There's no name, only a crest on backstrap of a four pointed? star with I think a hammer in middle. there's a "127" on the bottom of mag well and an "89" on the barrel.
It's a .22, single-shot with an 11" barrel. Elaborate rear sight setup.
Here's some pic with the furniture removed.
Any help would be appreciated. Thanks.

http://s17.photobucket.com/albums/b99/ghosch4/?albumview=slideshow

Jim Watson
June 9, 2009, 10:17 PM
I do not recognize the trademark but it is certainly a Martini actioned free pistol similar in layout to a Hammerli Model 103.

Casimer
June 9, 2009, 10:58 PM
Try posting your inquiry to Targettalk.org a/o the yahoo Free Pistol group.

You're right, that is a FP but I don't recognize the make and model. The barrel, trigger guard and blade, and grip frame suggest, to me, that it's an early modern design. The contouring of the guard and blade look German (e.g. Hammerli or Anschutz).

Here's a depiction of the history of FP's w/ designs that are indicative of their evolution.
http://www.geocities.com/pistoleer2001/Evolution.html

But I'm not an expert on Free Pistols, and there were a lot of small builders over the years, so it probably best to get a more informed opinion.

Atticus Thraxx
June 10, 2009, 12:52 PM
Thanks guys! If I get a solid id, I'll post it.

Casimer
June 10, 2009, 11:24 PM
I'd seen your post to TT. With those grips on, it does look like a Hammerli.

Regarding your question as to how it works. Free Pistols often have a two stage action. So you cock the pistol using one lever, and set the trigger using another. On yours the cocking is likely accomplished using the lever that extends through the base of the grip frame. Try pushing it against whichever direction it resists. Once it's cocked, the lever may move freely. The trigger is probably set using the lever on LH side - push it down until you feel a click.
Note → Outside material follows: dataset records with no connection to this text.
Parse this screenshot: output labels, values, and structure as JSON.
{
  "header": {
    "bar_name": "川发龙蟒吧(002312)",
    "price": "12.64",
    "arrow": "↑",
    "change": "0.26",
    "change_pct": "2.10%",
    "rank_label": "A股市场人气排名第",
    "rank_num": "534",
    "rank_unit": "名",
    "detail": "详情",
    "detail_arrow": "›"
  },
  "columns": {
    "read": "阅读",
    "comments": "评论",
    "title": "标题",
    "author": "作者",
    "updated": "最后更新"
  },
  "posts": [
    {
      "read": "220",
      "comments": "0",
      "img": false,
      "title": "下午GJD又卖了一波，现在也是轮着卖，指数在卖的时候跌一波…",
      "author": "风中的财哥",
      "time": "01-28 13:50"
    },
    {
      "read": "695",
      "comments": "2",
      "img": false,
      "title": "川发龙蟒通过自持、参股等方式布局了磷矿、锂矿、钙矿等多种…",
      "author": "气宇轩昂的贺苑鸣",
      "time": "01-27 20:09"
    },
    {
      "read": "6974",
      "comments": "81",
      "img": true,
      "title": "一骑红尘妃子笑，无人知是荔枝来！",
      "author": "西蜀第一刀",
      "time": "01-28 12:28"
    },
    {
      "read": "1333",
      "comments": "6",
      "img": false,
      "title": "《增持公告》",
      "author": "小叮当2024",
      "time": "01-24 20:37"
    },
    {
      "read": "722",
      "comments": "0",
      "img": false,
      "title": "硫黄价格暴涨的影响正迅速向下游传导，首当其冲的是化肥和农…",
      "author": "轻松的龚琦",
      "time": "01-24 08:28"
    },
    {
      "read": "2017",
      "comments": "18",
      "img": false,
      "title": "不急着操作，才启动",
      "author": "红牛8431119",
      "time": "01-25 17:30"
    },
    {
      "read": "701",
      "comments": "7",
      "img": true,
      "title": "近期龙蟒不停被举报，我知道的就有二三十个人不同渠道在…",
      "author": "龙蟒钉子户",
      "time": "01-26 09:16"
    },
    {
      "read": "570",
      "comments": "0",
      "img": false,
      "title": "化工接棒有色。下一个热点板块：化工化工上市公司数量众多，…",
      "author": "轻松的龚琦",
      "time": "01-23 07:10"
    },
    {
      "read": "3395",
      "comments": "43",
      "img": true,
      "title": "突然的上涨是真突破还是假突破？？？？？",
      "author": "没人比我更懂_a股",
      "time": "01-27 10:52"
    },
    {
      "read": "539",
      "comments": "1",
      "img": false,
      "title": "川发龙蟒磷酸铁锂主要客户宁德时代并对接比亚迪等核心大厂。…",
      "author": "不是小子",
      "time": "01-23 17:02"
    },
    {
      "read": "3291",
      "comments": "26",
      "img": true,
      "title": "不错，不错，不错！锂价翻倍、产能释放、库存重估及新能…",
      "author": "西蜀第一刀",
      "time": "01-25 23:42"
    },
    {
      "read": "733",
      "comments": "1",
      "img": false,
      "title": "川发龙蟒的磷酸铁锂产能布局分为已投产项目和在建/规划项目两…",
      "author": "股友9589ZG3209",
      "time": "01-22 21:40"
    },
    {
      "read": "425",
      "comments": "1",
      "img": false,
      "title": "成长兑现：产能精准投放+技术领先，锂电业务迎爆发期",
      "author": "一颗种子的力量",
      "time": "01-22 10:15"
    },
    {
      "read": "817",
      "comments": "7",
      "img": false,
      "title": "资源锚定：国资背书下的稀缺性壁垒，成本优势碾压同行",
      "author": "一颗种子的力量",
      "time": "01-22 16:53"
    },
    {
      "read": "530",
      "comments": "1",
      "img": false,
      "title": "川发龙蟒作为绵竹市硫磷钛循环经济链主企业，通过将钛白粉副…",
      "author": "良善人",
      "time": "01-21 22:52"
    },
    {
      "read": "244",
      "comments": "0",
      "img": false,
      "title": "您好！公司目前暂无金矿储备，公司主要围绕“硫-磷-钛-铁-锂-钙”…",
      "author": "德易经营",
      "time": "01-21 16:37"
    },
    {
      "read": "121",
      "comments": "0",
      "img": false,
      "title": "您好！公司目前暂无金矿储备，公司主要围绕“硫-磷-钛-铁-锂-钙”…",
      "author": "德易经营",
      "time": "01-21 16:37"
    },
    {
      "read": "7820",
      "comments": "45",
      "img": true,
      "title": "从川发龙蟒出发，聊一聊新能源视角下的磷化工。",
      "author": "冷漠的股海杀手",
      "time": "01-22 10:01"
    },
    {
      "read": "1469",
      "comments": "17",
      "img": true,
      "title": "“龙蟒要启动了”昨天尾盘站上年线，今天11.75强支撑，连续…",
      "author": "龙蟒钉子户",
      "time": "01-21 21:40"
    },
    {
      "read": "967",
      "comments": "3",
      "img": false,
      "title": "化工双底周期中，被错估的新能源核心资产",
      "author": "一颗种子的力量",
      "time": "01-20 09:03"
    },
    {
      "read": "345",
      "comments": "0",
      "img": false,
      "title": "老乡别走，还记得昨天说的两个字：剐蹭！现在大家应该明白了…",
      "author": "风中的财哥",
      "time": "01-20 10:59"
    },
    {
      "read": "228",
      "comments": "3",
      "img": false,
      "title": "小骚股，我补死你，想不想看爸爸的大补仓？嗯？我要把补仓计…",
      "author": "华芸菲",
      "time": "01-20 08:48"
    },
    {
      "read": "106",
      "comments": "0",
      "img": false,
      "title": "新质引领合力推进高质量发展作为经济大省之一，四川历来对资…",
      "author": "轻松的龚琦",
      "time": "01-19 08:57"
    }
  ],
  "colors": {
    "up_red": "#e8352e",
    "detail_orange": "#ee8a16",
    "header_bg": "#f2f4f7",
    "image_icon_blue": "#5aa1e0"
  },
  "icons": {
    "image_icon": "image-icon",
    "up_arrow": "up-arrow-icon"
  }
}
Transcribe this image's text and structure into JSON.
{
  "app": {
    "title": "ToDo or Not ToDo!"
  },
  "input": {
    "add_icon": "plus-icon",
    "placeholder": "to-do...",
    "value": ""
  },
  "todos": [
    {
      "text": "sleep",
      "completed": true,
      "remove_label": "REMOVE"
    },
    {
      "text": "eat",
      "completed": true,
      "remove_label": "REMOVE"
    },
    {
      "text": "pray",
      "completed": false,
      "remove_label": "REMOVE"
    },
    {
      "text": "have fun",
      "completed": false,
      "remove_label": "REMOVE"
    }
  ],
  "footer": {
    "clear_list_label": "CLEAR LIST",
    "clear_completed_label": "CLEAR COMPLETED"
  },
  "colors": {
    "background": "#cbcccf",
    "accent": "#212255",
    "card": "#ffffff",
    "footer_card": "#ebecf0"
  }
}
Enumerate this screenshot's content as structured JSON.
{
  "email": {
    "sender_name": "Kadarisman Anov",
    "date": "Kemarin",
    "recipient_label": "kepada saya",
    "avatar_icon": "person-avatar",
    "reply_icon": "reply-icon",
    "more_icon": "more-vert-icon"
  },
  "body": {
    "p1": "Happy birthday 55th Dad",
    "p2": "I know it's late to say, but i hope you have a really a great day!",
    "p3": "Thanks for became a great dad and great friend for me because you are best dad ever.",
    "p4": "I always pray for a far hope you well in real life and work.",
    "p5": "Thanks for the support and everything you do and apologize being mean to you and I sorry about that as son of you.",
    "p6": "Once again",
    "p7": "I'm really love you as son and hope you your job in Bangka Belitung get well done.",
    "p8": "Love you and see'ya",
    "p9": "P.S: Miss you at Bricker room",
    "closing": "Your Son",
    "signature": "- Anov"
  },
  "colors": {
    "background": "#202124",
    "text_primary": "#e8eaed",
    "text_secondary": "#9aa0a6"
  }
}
But don't dry fire it without a snap cap, or empty case in the chamber. The firing pin assemblies can be fragile on FPs, so I'd try to take care when testing it.

What's interesting is that the pistol in your pics doesn't look like it's been used. It's rare to find an older FP in this condition. They're often pretty hacked-up.

James K
June 11, 2009, 12:20 AM
I have no doubt that a Hammerli would be marked appropriately, but that type of pistol was also made in Russia (USSR) and China and those might not have been marked.

Jim